System Analysis and Design
to complete system analysis and design for an information management
requirements specification and want practical timesaving suggestions?
Non functional requirements are system requirements needed to satisfy
How do we
determine system requirements?
These are mostly technical in nature and need to be defined by the
architecture and design team and the operations support team.
technical, why are they in a requirements document?
Some project development methodologies have two requirement documents:
management projects are “data centric” and a lot of requirements are
really system related, hence, they are included in the information
management requirement specification.
- Business requirements, which identify all
functional requirements; and
- System requirements, which identify all system
related, or non functional requirements.
The following non functional requirements
considered when completing system analysis and design and non
Examine the following topics and document any requirements that might
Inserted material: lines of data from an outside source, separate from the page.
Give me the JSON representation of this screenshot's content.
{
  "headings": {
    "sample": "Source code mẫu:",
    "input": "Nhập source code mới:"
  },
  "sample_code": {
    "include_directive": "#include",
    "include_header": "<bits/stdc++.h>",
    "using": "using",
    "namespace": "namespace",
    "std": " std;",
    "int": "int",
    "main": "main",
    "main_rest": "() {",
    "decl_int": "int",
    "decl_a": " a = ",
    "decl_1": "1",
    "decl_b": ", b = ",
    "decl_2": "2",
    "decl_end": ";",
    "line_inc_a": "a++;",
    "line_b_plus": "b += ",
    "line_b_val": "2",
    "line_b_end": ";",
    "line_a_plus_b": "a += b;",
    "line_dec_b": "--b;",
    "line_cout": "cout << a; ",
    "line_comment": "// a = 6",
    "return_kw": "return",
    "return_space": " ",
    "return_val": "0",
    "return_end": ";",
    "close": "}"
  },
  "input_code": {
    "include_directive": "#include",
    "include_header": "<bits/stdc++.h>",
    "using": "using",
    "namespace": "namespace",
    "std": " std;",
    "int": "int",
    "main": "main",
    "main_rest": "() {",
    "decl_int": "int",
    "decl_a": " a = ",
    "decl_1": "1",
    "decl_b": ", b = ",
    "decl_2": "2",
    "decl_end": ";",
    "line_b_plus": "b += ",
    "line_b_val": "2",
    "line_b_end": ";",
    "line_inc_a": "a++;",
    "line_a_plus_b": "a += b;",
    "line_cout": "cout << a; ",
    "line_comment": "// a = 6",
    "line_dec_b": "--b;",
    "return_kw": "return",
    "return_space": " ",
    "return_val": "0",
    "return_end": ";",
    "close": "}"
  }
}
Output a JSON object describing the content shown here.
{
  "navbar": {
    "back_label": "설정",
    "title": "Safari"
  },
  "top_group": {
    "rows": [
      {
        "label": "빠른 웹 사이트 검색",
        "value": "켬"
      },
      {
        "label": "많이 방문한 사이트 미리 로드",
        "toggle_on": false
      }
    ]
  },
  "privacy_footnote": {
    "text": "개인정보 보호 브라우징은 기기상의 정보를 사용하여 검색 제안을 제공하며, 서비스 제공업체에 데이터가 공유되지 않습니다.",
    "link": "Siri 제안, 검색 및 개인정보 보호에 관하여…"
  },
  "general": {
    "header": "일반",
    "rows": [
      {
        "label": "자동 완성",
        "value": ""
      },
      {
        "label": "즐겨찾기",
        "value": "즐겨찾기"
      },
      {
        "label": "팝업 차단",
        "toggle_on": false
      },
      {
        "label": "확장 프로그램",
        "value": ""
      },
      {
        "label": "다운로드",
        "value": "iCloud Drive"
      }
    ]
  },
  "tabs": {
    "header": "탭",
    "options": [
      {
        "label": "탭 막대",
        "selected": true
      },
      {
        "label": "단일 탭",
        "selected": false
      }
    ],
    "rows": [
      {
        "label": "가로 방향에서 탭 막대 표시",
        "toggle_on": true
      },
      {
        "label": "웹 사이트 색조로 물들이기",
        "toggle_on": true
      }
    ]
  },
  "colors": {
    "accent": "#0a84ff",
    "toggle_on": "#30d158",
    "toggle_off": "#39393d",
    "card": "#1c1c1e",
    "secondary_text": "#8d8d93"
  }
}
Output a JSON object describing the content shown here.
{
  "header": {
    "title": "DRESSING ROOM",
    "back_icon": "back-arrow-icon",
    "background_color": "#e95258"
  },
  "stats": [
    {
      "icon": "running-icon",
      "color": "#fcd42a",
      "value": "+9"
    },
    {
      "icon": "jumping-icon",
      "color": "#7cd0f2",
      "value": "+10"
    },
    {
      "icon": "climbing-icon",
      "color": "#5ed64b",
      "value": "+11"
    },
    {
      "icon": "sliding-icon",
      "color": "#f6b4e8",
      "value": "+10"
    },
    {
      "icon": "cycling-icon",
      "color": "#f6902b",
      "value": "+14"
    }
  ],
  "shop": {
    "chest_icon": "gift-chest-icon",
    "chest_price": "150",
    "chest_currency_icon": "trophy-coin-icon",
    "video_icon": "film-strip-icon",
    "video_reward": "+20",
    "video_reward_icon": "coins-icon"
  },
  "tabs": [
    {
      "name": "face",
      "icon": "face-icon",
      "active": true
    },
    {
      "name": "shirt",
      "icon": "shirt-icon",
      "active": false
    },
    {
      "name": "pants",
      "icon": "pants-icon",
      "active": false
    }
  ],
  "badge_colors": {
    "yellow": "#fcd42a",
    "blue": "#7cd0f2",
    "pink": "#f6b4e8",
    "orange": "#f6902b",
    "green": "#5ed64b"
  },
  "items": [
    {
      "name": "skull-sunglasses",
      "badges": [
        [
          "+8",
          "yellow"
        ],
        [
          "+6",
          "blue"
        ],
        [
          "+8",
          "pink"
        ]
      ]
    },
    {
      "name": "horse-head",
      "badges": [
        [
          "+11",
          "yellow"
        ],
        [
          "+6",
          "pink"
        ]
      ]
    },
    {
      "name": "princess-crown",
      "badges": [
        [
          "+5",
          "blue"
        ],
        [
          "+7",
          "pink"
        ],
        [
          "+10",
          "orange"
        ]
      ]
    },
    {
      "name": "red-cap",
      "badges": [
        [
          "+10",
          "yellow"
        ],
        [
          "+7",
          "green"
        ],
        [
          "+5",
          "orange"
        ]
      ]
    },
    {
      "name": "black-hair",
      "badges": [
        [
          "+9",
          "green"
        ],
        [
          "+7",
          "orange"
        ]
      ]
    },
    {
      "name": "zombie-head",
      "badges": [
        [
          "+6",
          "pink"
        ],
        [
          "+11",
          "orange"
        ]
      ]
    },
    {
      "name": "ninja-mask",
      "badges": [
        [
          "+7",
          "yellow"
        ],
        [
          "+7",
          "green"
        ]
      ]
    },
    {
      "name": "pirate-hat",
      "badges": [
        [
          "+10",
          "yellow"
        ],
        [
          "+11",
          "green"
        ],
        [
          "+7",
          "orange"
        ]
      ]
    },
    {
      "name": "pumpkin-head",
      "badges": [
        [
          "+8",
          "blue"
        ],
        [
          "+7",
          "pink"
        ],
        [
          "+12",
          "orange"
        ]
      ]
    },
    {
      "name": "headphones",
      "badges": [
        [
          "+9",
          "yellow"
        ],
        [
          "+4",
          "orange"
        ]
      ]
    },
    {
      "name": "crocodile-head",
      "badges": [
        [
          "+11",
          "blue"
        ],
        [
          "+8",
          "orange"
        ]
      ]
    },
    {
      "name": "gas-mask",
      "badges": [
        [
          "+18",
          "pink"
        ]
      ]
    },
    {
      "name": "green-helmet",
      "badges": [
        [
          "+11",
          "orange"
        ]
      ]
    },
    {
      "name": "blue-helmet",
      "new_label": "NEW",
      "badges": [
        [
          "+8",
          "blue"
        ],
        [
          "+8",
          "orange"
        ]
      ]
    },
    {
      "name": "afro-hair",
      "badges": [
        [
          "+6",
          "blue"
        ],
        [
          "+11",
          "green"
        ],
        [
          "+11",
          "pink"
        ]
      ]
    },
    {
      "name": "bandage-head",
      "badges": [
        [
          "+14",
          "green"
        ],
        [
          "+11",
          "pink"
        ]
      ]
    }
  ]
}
impact architecture and design:
- Legal and regulatory policies;
- Existing systems limitations;
- Hardware limitations;
- Software limitations;
- Communications constraints;
- Architecture and design standards (should
reference all standards and best practices);
- Production support standards;
- Data modeling standards; and
- Operational environment standards.
Consider things such as:
System analysis and
design quality and
production support requirements
- Are there requirements specifying when
needed functions are needed, e.g. ad hoc reporting?
- Are there requirements for synchronization of
- Are there requirements governing the
replication of data/functions across distributed platforms?
there specific constraints on acceptable response time (e.g. within a
certain number of seconds for a specific percentage of queries)?
- Are there response time requirements for
specific queries or classes of queries?
Consider the following:
- Ability to audit, e.g. what type of data access
is required to information maintained for audit purposes?
- Reliability, e.g. how long should the system
function without downtime?
- Availability, e.g. specify the amount of time,
during normal use periods, that the system must be available;
currency, e.g. are there constraints governing the maximum allowable
latency for data? (Latency refers to the amount of time that has passed
since the data was deemed current);
- Flexibility, e.g. define
requirements related to the degree to which the system can be changed
to include new business functions and future technologies;
- Accuracy, e.g. are there requirements governing
the quality of specific data attribute values?
- Consistency, e.g. are there specific
constraints on user interface screens?
- Maintainability, e.g. are user managed tables
or parameters allowed, helpful or prohibited?
- Scalability, e.g. will the solution require
scalability across hardware and software?
- Monitoring, consider requirements for
e.g. what type of data access is required to information maintained for
system monitoring purposes? What is the anticipated frequency of such
- Command and control, e.g. will there be a
need to control the system remotely?
- Failure management, e.g. should failures be
detected both automatically and manually? How will failures be
- Logging, e.g. will data logs be required?
What data will be captured and logged?
- Error handling, e.g. is there specific data
that must be captured in order to determine the problem source?
Identify training needed by users, to use the system, and production
support teams, to operate and maintain the system.
and Design Summary…
management projects are “data centric”. Most of the requirements are
non functional, and provide direction to the
architecture and design team. It is critical that system analysis and
design identify these non functional
requirements requirements early in the project so that potential impact
schedule/cost can be evaluated before requirement specifications